The Supreme Court bench headed by Chief Justice T S Thakur on December 15 last yearhad ordered a ban on liquor sales on the state and national highways across the country from March 31, 2017.
The plea filed by the Kerala government in the apex court demanding a clarification on the order was withdrawn after it stirred a controversy. One of the main demands by the state government was the exemption of beer, wine and toddy from the definition of hard liquor. The minimum alcohol content was the justification given for not considering them as alcoholic beverages. The ban shouldn’t be applied to the beverage outlets that function in the municipalities and liquor shops of the civil supplies corporations.A time period until April 2018 should be allowed for shifting the outlets from highways to new spots. The loss of revenue should be compensated and measures should be taken for the rehabilitation of the employees who would lose jobs due to the shutting down of liquor outlets. So goes the demands of the state government.
Whether the clarification is actually required, in the Supreme Court order or the in the liquor policy of the state government, is the relevant skepticism here. The liquor policy of the previous UDF government was a step by step prohibition of liquor in the state promising a total liquor ban within ten years.As part of the first phase of implementation, liquor was banned in all the hotels up to four star and a ten per cent of foreign liquor outlets of the beverages corporation under the state government was shut down. Grave allegations like accepting bribes from the liquor owners thereby diluting the government’s stringent liquor policy was one of the main reasons for the collapse of the OommenChandy government in the assembly election.
The Left alliance however, said that they believed in liquor abstinence instead of total prohibition. But the government has not come up with an unambiguous and transparent liquor policy even after nine months in power. The Finance Minister, the Excise Minister and others concerned have hinted that the government’s stance on the matter would be made clear in the next budget. The Left government that was forced to withdraw its request after initially demanding more clarity on the SC order, should first clearly inform the people about its policy.
There have been a series of flip-flops on the part of the LDF over the liquor policy. The stand that liquor abstinence was the way to go and not total prohibition leads to confusion and scepticisms.
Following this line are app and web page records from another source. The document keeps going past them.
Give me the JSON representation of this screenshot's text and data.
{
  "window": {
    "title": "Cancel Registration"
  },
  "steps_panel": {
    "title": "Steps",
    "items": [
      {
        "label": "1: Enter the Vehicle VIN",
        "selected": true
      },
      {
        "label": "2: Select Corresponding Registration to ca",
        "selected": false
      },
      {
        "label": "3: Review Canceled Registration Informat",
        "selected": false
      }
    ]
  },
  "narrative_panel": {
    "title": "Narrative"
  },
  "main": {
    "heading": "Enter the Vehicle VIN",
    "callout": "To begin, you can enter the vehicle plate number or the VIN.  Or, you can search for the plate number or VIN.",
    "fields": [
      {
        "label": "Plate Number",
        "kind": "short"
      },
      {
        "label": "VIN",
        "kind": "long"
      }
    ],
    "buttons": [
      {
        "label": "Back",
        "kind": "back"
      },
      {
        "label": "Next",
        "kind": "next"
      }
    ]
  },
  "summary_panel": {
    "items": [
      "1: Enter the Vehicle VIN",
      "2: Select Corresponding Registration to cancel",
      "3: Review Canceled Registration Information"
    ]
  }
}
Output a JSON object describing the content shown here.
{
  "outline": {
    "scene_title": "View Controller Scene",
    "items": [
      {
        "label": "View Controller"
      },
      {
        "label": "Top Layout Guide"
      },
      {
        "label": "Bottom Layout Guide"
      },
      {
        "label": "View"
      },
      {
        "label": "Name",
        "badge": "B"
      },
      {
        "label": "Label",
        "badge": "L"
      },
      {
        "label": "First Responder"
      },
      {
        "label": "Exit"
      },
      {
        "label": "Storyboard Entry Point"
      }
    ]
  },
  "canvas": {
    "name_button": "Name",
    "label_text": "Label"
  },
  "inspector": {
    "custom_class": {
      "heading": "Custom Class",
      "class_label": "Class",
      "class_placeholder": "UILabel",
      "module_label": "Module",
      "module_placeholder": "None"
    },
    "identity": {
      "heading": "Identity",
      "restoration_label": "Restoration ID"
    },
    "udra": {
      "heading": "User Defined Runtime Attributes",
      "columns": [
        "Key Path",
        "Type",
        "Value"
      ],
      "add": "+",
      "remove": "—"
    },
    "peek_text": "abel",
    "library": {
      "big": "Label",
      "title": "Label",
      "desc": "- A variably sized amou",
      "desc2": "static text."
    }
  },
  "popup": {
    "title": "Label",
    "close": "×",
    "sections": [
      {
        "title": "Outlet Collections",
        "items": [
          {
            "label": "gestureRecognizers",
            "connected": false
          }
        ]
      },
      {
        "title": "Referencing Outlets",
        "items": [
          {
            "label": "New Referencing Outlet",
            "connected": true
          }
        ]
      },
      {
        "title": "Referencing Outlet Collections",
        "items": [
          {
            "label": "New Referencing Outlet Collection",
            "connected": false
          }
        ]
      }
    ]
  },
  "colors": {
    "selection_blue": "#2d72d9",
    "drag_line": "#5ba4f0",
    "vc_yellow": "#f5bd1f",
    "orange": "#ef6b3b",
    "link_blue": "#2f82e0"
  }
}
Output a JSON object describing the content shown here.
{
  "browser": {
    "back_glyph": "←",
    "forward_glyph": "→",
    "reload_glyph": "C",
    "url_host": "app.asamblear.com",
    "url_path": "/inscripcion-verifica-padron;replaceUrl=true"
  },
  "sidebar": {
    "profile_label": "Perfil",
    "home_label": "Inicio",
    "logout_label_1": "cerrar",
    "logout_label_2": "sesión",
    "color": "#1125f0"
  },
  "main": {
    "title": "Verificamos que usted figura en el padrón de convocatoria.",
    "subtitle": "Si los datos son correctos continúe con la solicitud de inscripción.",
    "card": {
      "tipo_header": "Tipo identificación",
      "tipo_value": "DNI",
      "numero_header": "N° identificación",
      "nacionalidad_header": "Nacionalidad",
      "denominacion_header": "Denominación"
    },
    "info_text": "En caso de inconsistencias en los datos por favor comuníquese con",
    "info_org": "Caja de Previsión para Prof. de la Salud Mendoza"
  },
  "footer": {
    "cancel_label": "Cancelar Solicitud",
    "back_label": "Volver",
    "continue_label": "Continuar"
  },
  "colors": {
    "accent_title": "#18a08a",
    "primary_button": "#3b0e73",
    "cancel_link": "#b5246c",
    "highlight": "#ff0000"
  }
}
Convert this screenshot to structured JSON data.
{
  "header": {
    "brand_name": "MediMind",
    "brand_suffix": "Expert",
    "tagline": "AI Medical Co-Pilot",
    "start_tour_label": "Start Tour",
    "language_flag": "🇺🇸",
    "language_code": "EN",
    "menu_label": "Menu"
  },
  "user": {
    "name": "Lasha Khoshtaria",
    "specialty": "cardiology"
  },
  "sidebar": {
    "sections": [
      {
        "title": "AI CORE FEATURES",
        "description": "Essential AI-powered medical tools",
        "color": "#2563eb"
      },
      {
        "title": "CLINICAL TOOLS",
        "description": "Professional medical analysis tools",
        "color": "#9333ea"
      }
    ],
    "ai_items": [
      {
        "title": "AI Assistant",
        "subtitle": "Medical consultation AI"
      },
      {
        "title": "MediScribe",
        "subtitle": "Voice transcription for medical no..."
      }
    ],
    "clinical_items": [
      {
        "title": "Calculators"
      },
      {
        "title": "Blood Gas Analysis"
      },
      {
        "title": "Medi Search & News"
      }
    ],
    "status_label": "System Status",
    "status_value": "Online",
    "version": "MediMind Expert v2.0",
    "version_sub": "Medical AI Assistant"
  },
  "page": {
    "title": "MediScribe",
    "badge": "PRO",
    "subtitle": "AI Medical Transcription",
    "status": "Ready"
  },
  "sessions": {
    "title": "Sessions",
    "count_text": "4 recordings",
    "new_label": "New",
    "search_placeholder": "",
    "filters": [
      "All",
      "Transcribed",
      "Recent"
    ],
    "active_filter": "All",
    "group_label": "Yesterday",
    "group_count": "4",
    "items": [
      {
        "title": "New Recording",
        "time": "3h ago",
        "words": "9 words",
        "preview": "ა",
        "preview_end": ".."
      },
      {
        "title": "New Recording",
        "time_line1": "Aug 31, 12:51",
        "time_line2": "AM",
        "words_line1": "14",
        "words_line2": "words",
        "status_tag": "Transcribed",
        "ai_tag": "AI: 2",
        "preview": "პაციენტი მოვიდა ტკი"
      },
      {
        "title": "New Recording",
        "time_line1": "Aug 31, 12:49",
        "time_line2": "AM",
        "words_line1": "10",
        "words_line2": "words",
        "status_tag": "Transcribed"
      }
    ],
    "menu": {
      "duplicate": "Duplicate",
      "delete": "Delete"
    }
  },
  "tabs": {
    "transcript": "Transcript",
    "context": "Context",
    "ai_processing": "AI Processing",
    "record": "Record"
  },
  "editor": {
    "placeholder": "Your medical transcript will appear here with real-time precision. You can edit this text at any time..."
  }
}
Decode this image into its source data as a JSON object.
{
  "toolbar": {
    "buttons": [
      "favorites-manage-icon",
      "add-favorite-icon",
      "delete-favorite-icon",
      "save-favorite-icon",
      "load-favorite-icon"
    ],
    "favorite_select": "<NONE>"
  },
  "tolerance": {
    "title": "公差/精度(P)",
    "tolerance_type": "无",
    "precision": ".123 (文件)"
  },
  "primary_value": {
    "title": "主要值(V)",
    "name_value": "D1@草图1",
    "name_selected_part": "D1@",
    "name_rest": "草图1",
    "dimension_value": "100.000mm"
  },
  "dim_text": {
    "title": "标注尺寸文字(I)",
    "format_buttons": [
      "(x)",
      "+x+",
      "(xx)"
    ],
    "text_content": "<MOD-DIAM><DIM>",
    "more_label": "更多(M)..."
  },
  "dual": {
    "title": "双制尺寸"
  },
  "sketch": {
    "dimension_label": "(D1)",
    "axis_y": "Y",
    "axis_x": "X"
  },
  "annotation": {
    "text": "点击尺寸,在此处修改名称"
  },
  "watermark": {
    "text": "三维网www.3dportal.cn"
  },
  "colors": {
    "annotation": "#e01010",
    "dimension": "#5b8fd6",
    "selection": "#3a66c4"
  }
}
Those who abstain from consuming liquor cannot be compelled in any way to devour it. If the effective way for liquor abstention was making it unavailable, then steps should be taken to curb the availability of liquor. The verdict of the apex court in December is therefore welcome in this regard. Drinking is the main reason for the escalating road accidents in the country. If the sale of alcohol is banned at least along the state and national highways, the number of loss of human lives could be drastically cut down. The court order is the consequence of this accurate analysis.Beer, wine and toddy should be proved as non-intoxicants, if they have to be exempted from the ban.
But the reality is much grim. Kerala stands first in liquor consumption in India. The majority of those consuming liquor buy local toddy, wine and beer and not the expensive foreign brands. If these are excluded from the classification of hard liquor, the ban would be a mockery. The dangerous chemicals used to harden alcohol and wine are copiously available as well. Since the large part of the state and national highways pass through the corporations and municipalities, exempting them from the ban would further weaken the proposal. The state government’s apparent loss of revenue is justifiable. But studies and experiences prove that it’s trivial when compared to the losses caused by liquor tragedies.
Therefore the liquor policy of the present government should be to cut down the production, sale and availability of liquor as much as possible in order to ensure public welfare, peace in families and wellbeing of future generations. Else the Pinarayi government should take extreme measures like withdrawing the liquor ban implemented by the EMS government in 1967. It would then ensure huge revenue for the government, support of the alcoholics, bulky donations by the abkaris and monthly toll for the leaders.
At the same time, it could face severe opposition from the housewives who desire peace, the anti-liquor outfits and religious leaders and organisations. Let the government make clear its stand on liquor policy carefully analyzing the pros and cons. The present uncertainty and evasion isn’t expected of a steadfast government.